Task prompt - Apart from the pictures, reproduce the data below exactly as it stands.

[Data about app and page elements]
====

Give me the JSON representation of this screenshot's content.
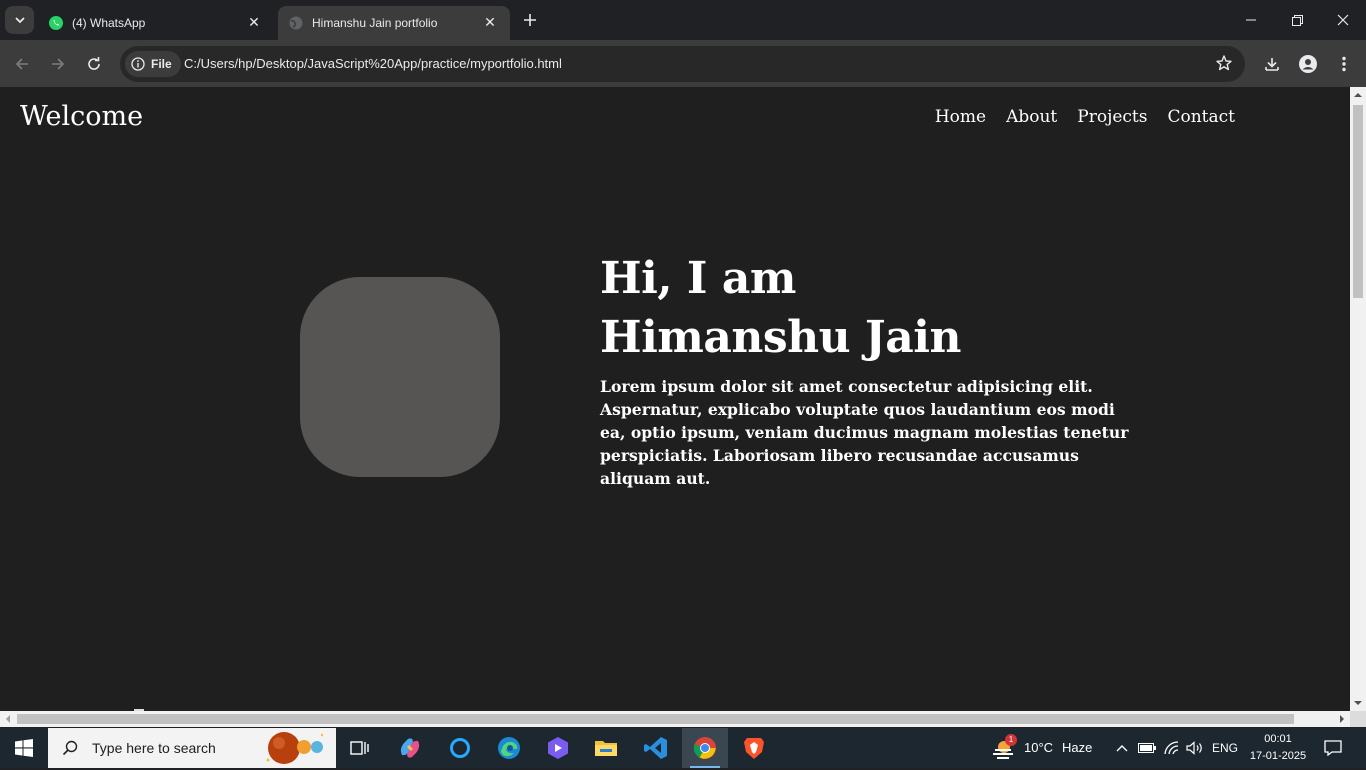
{
  "browser": {
    "tabs": [
      {
        "title": "(4) WhatsApp",
        "active": false,
        "favicon": "whatsapp-icon"
      },
      {
        "title": "Himanshu Jain portfolio",
        "active": true,
        "favicon": "globe-icon"
      }
    ],
    "site_chip_label": "File",
    "url": "C:/Users/hp/Desktop/JavaScript%20App/practice/myportfolio.html"
  },
  "page": {
    "brand": "Welcome",
    "nav": [
      "Home",
      "About",
      "Projects",
      "Contact"
    ],
    "hero": {
      "line1": "Hi, I am",
      "line2": "Himanshu Jain",
      "body": "Lorem ipsum dolor sit amet consectetur adipisicing elit. Aspernatur, explicabo voluptate quos laudantium eos modi ea, optio ipsum, veniam ducimus magnam molestias tenetur perspiciatis. Laboriosam libero recusandae accusamus aliquam aut."
    },
    "colors": {
      "background": "#1f1f1f",
      "avatar_placeholder": "#575554",
      "text": "#ffffff"
    }
  },
  "taskbar": {
    "search_placeholder": "Type here to search",
    "weather": {
      "temp": "10°C",
      "condition": "Haze",
      "badge": "1"
    },
    "language": "ENG",
    "time": "00:01",
    "date": "17-01-2025"
  }
}
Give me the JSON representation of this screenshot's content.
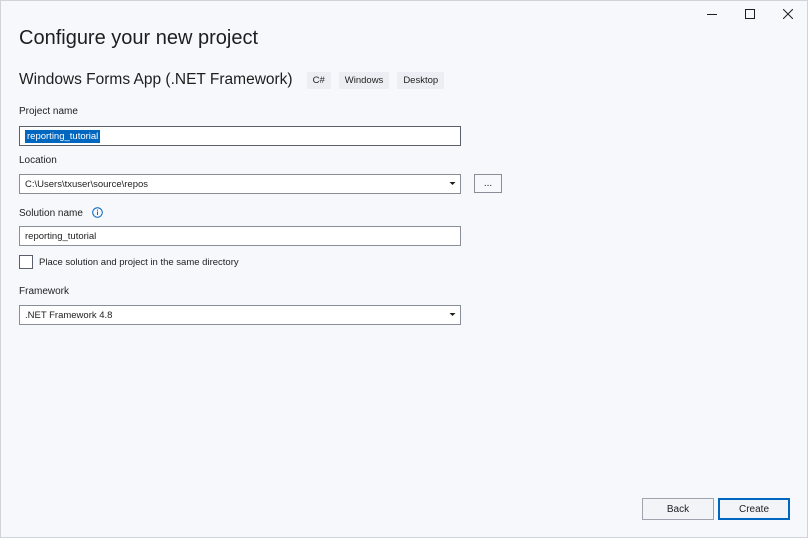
{
  "window": {
    "controls": {
      "minimize_icon": "minimize-icon",
      "maximize_icon": "maximize-icon",
      "close_icon": "close-icon"
    }
  },
  "heading": "Configure your new project",
  "template": {
    "name": "Windows Forms App (.NET Framework)",
    "tags": [
      "C#",
      "Windows",
      "Desktop"
    ]
  },
  "project_name": {
    "label": "Project name",
    "value": "reporting_tutorial"
  },
  "location": {
    "label": "Location",
    "value": "C:\\Users\\txuser\\source\\repos",
    "browse_label": "..."
  },
  "solution_name": {
    "label": "Solution name",
    "value": "reporting_tutorial",
    "info_icon": "info-icon"
  },
  "same_directory": {
    "label": "Place solution and project in the same directory",
    "checked": false
  },
  "framework": {
    "label": "Framework",
    "selected": ".NET Framework 4.8"
  },
  "buttons": {
    "back": "Back",
    "create": "Create"
  },
  "colors": {
    "accent": "#0067c0",
    "background": "#f7f8fc"
  }
}
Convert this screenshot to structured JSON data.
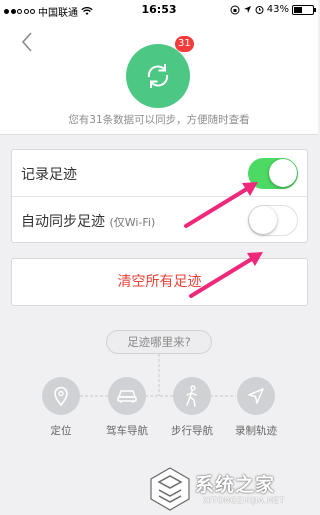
{
  "status_bar": {
    "carrier": "中国联通",
    "time": "16:53",
    "battery": "43%",
    "battery_level": 0.43
  },
  "header": {
    "badge_count": "31",
    "description": "您有31条数据可以同步，方便随时查看"
  },
  "settings": {
    "record_label": "记录足迹",
    "record_enabled": true,
    "autosync_label": "自动同步足迹",
    "autosync_sub": "(仅Wi-Fi)",
    "autosync_enabled": false
  },
  "clear_button": {
    "label": "清空所有足迹"
  },
  "where": {
    "title": "足迹哪里来?",
    "items": [
      {
        "label": "定位",
        "icon": "location-pin-icon"
      },
      {
        "label": "驾车导航",
        "icon": "car-icon"
      },
      {
        "label": "步行导航",
        "icon": "walking-person-icon"
      },
      {
        "label": "录制轨迹",
        "icon": "navigation-arrow-icon"
      }
    ]
  },
  "watermark": {
    "text": "系统之家",
    "url": "XITONGZHIJIA.NET"
  },
  "colors": {
    "green": "#4cc784",
    "toggle_on": "#4cd964",
    "badge_red": "#f23b3b",
    "clear_red": "#e8433a",
    "arrow_pink": "#f0287a"
  }
}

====

Your response -
Give me the JSON representation of this screenshot's content.
{
  "browser": {
    "tabs": [
      {
        "title": "(4) WhatsApp",
        "active": false,
        "favicon": "whatsapp-icon"
      },
      {
        "title": "Himanshu Jain portfolio",
        "active": true,
        "favicon": "globe-icon"
      }
    ],
    "site_chip_label": "File",
    "url": "C:/Users/hp/Desktop/JavaScript%20App/practice/myportfolio.html"
  },
  "page": {
    "brand": "Welcome",
    "nav": [
      "Home",
      "About",
      "Projects",
      "Contact"
    ],
    "hero": {
      "line1": "Hi, I am",
      "line2": "Himanshu Jain",
      "body": "Lorem ipsum dolor sit amet consectetur adipisicing elit. Aspernatur, explicabo voluptate quos laudantium eos modi ea, optio ipsum, veniam ducimus magnam molestias tenetur perspiciatis. Laboriosam libero recusandae accusamus aliquam aut."
    },
    "colors": {
      "background": "#1f1f1f",
      "avatar_placeholder": "#575554",
      "text": "#ffffff"
    }
  },
  "taskbar": {
    "search_placeholder": "Type here to search",
    "weather": {
      "temp": "10°C",
      "condition": "Haze",
      "badge": "1"
    },
    "language": "ENG",
    "time": "00:01",
    "date": "17-01-2025"
  }
}
Give me the JSON representation of this screenshot's content.
{
  "window": {
    "controls": {
      "minimize_icon": "minimize-icon",
      "maximize_icon": "maximize-icon",
      "close_icon": "close-icon"
    }
  },
  "heading": "Configure your new project",
  "template": {
    "name": "Windows Forms App (.NET Framework)",
    "tags": [
      "C#",
      "Windows",
      "Desktop"
    ]
  },
  "project_name": {
    "label": "Project name",
    "value": "reporting_tutorial"
  },
  "location": {
    "label": "Location",
    "value": "C:\\Users\\txuser\\source\\repos",
    "browse_label": "..."
  },
  "solution_name": {
    "label": "Solution name",
    "value": "reporting_tutorial",
    "info_icon": "info-icon"
  },
  "same_directory": {
    "label": "Place solution and project in the same directory",
    "checked": false
  },
  "framework": {
    "label": "Framework",
    "selected": ".NET Framework 4.8"
  },
  "buttons": {
    "back": "Back",
    "create": "Create"
  },
  "colors": {
    "accent": "#0067c0",
    "background": "#f7f8fc"
  }
}
Convert this screenshot to structured JSON data.
{
  "status_bar": {
    "carrier": "中国联通",
    "time": "16:53",
    "battery": "43%",
    "battery_level": 0.43
  },
  "header": {
    "badge_count": "31",
    "description": "您有31条数据可以同步，方便随时查看"
  },
  "settings": {
    "record_label": "记录足迹",
    "record_enabled": true,
    "autosync_label": "自动同步足迹",
    "autosync_sub": "(仅Wi-Fi)",
    "autosync_enabled": false
  },
  "clear_button": {
    "label": "清空所有足迹"
  },
  "where": {
    "title": "足迹哪里来?",
    "items": [
      {
        "label": "定位",
        "icon": "location-pin-icon"
      },
      {
        "label": "驾车导航",
        "icon": "car-icon"
      },
      {
        "label": "步行导航",
        "icon": "walking-person-icon"
      },
      {
        "label": "录制轨迹",
        "icon": "navigation-arrow-icon"
      }
    ]
  },
  "watermark": {
    "text": "系统之家",
    "url": "XITONGZHIJIA.NET"
  },
  "colors": {
    "green": "#4cc784",
    "toggle_on": "#4cd964",
    "badge_red": "#f23b3b",
    "clear_red": "#e8433a",
    "arrow_pink": "#f0287a"
  }
}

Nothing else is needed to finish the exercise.